EXERCISE
Output the entries word for word. Omit images.

**** INPUT FOR THIS TASK

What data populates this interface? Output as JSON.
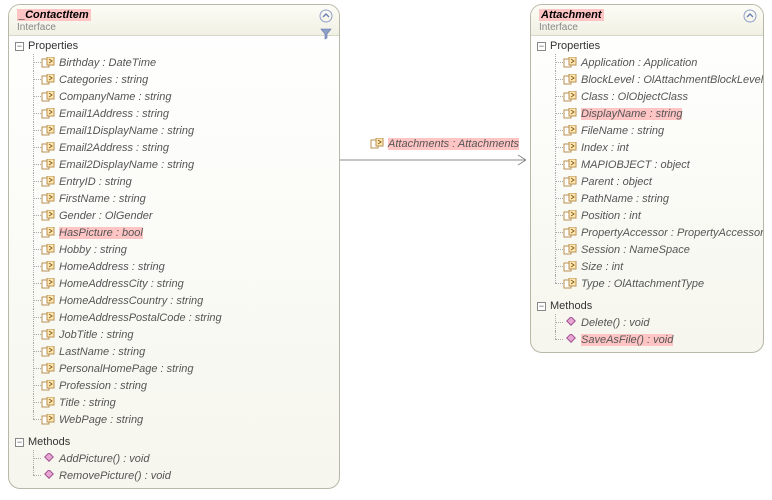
{
  "left_class": {
    "name": "_ContactItem",
    "stereotype": "Interface",
    "sections": {
      "properties": {
        "title": "Properties",
        "items": [
          {
            "label": "Birthday : DateTime"
          },
          {
            "label": "Categories : string"
          },
          {
            "label": "CompanyName : string"
          },
          {
            "label": "Email1Address : string"
          },
          {
            "label": "Email1DisplayName : string"
          },
          {
            "label": "Email2Address : string"
          },
          {
            "label": "Email2DisplayName : string"
          },
          {
            "label": "EntryID : string"
          },
          {
            "label": "FirstName : string"
          },
          {
            "label": "Gender : OlGender"
          },
          {
            "label": "HasPicture : bool",
            "highlight": true
          },
          {
            "label": "Hobby : string"
          },
          {
            "label": "HomeAddress : string"
          },
          {
            "label": "HomeAddressCity : string"
          },
          {
            "label": "HomeAddressCountry : string"
          },
          {
            "label": "HomeAddressPostalCode : string"
          },
          {
            "label": "JobTitle : string"
          },
          {
            "label": "LastName : string"
          },
          {
            "label": "PersonalHomePage : string"
          },
          {
            "label": "Profession : string"
          },
          {
            "label": "Title : string"
          },
          {
            "label": "WebPage : string"
          }
        ]
      },
      "methods": {
        "title": "Methods",
        "items": [
          {
            "label": "AddPicture() : void"
          },
          {
            "label": "RemovePicture() : void"
          }
        ]
      }
    }
  },
  "right_class": {
    "name": "Attachment",
    "stereotype": "Interface",
    "sections": {
      "properties": {
        "title": "Properties",
        "items": [
          {
            "label": "Application : Application"
          },
          {
            "label": "BlockLevel : OlAttachmentBlockLevel"
          },
          {
            "label": "Class : OlObjectClass"
          },
          {
            "label": "DisplayName : string",
            "highlight": true
          },
          {
            "label": "FileName : string"
          },
          {
            "label": "Index : int"
          },
          {
            "label": "MAPIOBJECT : object"
          },
          {
            "label": "Parent : object"
          },
          {
            "label": "PathName : string"
          },
          {
            "label": "Position : int"
          },
          {
            "label": "PropertyAccessor : PropertyAccessor"
          },
          {
            "label": "Session : NameSpace"
          },
          {
            "label": "Size : int"
          },
          {
            "label": "Type : OlAttachmentType"
          }
        ]
      },
      "methods": {
        "title": "Methods",
        "items": [
          {
            "label": "Delete() : void"
          },
          {
            "label": "SaveAsFile() : void",
            "highlight": true
          }
        ]
      }
    }
  },
  "association": {
    "label": "Attachments : Attachments",
    "highlight": true
  }
}
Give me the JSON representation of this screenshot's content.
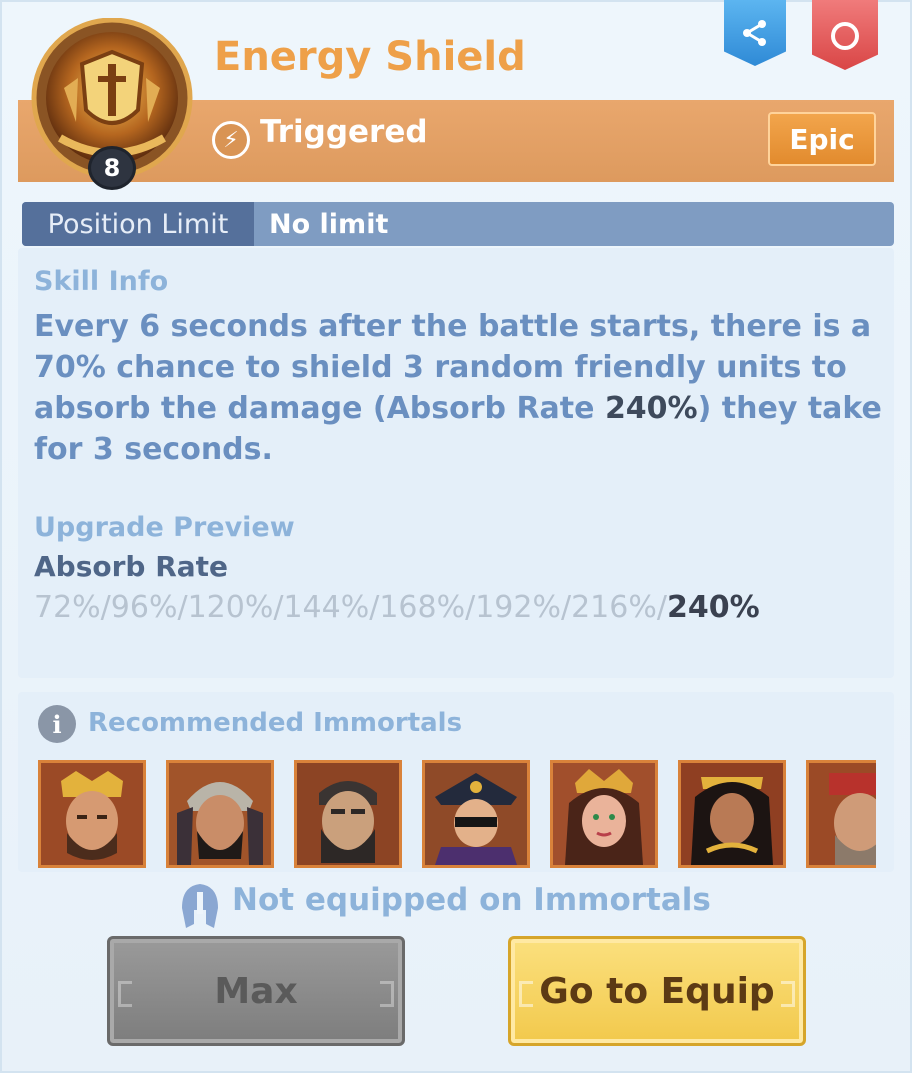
{
  "header": {
    "title": "Energy Shield",
    "trigger_type": "Triggered",
    "rarity": "Epic",
    "level": "8",
    "share_icon": "share-icon",
    "power_icon": "power-icon"
  },
  "position": {
    "label": "Position Limit",
    "value": "No limit"
  },
  "skill_info": {
    "heading": "Skill Info",
    "desc_part1": "Every 6 seconds after the battle starts, there is a 70% chance to shield 3 random friendly units to absorb the damage (Absorb Rate ",
    "desc_highlight": "240%",
    "desc_part2": ") they take for 3 seconds."
  },
  "upgrade": {
    "heading": "Upgrade Preview",
    "stat_name": "Absorb Rate",
    "values_prefix": "72%/96%/120%/144%/168%/192%/216%/",
    "values_final": "240%"
  },
  "recommended": {
    "heading": "Recommended Immortals",
    "portraits": [
      "immortal-1",
      "immortal-2",
      "immortal-3",
      "immortal-4",
      "immortal-5",
      "immortal-6",
      "immortal-7"
    ]
  },
  "footer": {
    "status": "Not equipped on Immortals",
    "max_label": "Max",
    "equip_label": "Go to Equip"
  },
  "colors": {
    "title": "#eea049",
    "band": "#e9a76d",
    "rarity": "#e28b2e",
    "accent_blue": "#8db3da",
    "equip_button": "#f2c94c"
  }
}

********

EXERCISE SOLUTION
What data populates this interface? Output as JSON.
{
  "left_class": {
    "name": "_ContactItem",
    "stereotype": "Interface",
    "sections": {
      "properties": {
        "title": "Properties",
        "items": [
          {
            "label": "Birthday : DateTime"
          },
          {
            "label": "Categories : string"
          },
          {
            "label": "CompanyName : string"
          },
          {
            "label": "Email1Address : string"
          },
          {
            "label": "Email1DisplayName : string"
          },
          {
            "label": "Email2Address : string"
          },
          {
            "label": "Email2DisplayName : string"
          },
          {
            "label": "EntryID : string"
          },
          {
            "label": "FirstName : string"
          },
          {
            "label": "Gender : OlGender"
          },
          {
            "label": "HasPicture : bool",
            "highlight": true
          },
          {
            "label": "Hobby : string"
          },
          {
            "label": "HomeAddress : string"
          },
          {
            "label": "HomeAddressCity : string"
          },
          {
            "label": "HomeAddressCountry : string"
          },
          {
            "label": "HomeAddressPostalCode : string"
          },
          {
            "label": "JobTitle : string"
          },
          {
            "label": "LastName : string"
          },
          {
            "label": "PersonalHomePage : string"
          },
          {
            "label": "Profession : string"
          },
          {
            "label": "Title : string"
          },
          {
            "label": "WebPage : string"
          }
        ]
      },
      "methods": {
        "title": "Methods",
        "items": [
          {
            "label": "AddPicture() : void"
          },
          {
            "label": "RemovePicture() : void"
          }
        ]
      }
    }
  },
  "right_class": {
    "name": "Attachment",
    "stereotype": "Interface",
    "sections": {
      "properties": {
        "title": "Properties",
        "items": [
          {
            "label": "Application : Application"
          },
          {
            "label": "BlockLevel : OlAttachmentBlockLevel"
          },
          {
            "label": "Class : OlObjectClass"
          },
          {
            "label": "DisplayName : string",
            "highlight": true
          },
          {
            "label": "FileName : string"
          },
          {
            "label": "Index : int"
          },
          {
            "label": "MAPIOBJECT : object"
          },
          {
            "label": "Parent : object"
          },
          {
            "label": "PathName : string"
          },
          {
            "label": "Position : int"
          },
          {
            "label": "PropertyAccessor : PropertyAccessor"
          },
          {
            "label": "Session : NameSpace"
          },
          {
            "label": "Size : int"
          },
          {
            "label": "Type : OlAttachmentType"
          }
        ]
      },
      "methods": {
        "title": "Methods",
        "items": [
          {
            "label": "Delete() : void"
          },
          {
            "label": "SaveAsFile() : void",
            "highlight": true
          }
        ]
      }
    }
  },
  "association": {
    "label": "Attachments : Attachments",
    "highlight": true
  }
}
Give me the JSON representation of this screenshot's content.
{
  "header": {
    "title": "Energy Shield",
    "trigger_type": "Triggered",
    "rarity": "Epic",
    "level": "8",
    "share_icon": "share-icon",
    "power_icon": "power-icon"
  },
  "position": {
    "label": "Position Limit",
    "value": "No limit"
  },
  "skill_info": {
    "heading": "Skill Info",
    "desc_part1": "Every 6 seconds after the battle starts, there is a 70% chance to shield 3 random friendly units to absorb the damage (Absorb Rate ",
    "desc_highlight": "240%",
    "desc_part2": ") they take for 3 seconds."
  },
  "upgrade": {
    "heading": "Upgrade Preview",
    "stat_name": "Absorb Rate",
    "values_prefix": "72%/96%/120%/144%/168%/192%/216%/",
    "values_final": "240%"
  },
  "recommended": {
    "heading": "Recommended Immortals",
    "portraits": [
      "immortal-1",
      "immortal-2",
      "immortal-3",
      "immortal-4",
      "immortal-5",
      "immortal-6",
      "immortal-7"
    ]
  },
  "footer": {
    "status": "Not equipped on Immortals",
    "max_label": "Max",
    "equip_label": "Go to Equip"
  },
  "colors": {
    "title": "#eea049",
    "band": "#e9a76d",
    "rarity": "#e28b2e",
    "accent_blue": "#8db3da",
    "equip_button": "#f2c94c"
  }
}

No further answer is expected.